Twitter and me.

So I started using Twitter about a year ago, and too be honest I really did not like it bit more importantly I did NOT get it.  I had and still have many questions around it.

Why is it there? Why do people use it? Why do people like to tweet? Why do people read tweets? What is Twitter etiquette? How will Twitter help me in my practice? How can I teach it to kids when I am still so unsure about it?

I seem to get many followers, which I find funny considering I have only tweeted twice and in both cases I posed questions that just never got answered. As I read tweets this week, I came to a quick realization, I need to use Twitter to find my answers. I need to use networks (PLN) to research my questions and wonders. I decided to really focus on the #mathchat for a variety of reasons.  1. I love to teach math 2. I love watching students change their outlook on math 3. I like to help and support teachers to embrace the new teaching/learning of math.

Going through #mathchat I found a few things that really stuck out for me.  First was a tweet about a great online interactive math tool for students,

Then I came across a TED video by Conrad Wolfram and his ideas behind teaching kids real math. This is something that is dear to my heart.

Finally I found a great tweet, that says it all to me when teaching students math.Math is emotional and it is a good idea to remember that. I was that students who would become so frustrated with math I would break down and give up.It wasn’t until I had two amazing math teachers in high school who took the bad experiences and helped me see math in an entirely different way. To this day I keep them in mind whenever I start a math lesson.


Never underestimate the power of one bad experience to hinder students’ learning. That’s when math becomes an emotional issue. #mathchat
Okay, so I may be slowly converting to become a Twit or is it a Tweeter? For me I think I will stick with the one #mathchat and stick with my daily blogs.  Here are a couple of blogs I have read this week;

Teaching Students to Ask Their Own Questions

One small change can yield big results



Twenty Tidbits for New Teachers

And she tweets too! Maybe I should follow here as well.

Leave a Reply

Fill in your details below or click an icon to log in: Logo

You are commenting using your account. Log Out /  Change )

Google photo

You are commenting using your Google account. Log Out /  Change )

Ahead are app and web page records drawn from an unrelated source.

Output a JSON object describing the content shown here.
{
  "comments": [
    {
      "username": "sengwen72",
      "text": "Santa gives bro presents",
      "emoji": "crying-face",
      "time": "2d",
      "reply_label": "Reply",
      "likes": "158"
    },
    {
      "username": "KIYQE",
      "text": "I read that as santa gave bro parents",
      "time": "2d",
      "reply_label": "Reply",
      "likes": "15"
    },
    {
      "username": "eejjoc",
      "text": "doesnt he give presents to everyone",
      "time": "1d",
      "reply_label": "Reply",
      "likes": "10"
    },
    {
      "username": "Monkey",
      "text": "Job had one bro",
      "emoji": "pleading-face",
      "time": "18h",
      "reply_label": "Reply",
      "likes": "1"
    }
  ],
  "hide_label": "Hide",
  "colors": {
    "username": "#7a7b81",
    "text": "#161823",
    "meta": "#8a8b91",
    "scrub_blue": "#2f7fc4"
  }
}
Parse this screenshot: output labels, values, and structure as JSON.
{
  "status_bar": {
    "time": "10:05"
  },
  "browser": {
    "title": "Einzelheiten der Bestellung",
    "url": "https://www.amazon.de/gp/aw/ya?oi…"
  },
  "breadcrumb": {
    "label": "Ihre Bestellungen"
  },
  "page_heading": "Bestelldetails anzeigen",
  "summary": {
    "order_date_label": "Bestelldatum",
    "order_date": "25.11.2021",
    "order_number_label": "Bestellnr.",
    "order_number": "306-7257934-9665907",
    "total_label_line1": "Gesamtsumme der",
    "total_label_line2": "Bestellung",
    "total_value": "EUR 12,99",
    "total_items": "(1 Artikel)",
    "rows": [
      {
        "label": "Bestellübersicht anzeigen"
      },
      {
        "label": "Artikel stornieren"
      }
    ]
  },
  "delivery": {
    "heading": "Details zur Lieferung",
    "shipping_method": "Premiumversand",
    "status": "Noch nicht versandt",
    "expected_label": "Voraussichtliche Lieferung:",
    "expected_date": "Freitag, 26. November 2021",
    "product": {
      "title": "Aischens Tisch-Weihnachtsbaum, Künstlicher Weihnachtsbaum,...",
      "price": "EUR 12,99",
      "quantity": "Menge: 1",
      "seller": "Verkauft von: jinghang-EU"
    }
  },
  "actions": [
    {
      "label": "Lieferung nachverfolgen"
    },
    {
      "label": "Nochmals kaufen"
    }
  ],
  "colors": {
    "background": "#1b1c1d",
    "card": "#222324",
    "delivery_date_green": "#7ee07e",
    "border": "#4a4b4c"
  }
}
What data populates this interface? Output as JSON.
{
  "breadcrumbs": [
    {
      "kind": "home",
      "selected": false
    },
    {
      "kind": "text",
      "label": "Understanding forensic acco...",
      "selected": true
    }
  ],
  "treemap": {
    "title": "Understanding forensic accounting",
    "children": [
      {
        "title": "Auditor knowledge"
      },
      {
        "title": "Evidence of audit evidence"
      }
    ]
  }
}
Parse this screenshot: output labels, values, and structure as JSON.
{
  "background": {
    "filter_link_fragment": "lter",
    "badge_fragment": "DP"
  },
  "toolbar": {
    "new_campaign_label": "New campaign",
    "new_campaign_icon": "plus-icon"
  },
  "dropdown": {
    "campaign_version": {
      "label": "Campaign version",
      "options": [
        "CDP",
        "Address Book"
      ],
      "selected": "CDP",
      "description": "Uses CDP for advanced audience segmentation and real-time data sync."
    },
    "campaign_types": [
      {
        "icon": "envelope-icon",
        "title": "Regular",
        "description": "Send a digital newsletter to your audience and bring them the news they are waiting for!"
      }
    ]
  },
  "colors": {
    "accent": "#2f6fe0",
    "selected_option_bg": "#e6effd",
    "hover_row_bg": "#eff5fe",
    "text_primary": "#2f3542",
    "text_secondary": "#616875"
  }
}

Twitter picture

You are commenting using your Twitter account. Log Out /  Change )

Facebook photo

You are commenting using your Facebook account. Log Out /  Change )

Connecting to %s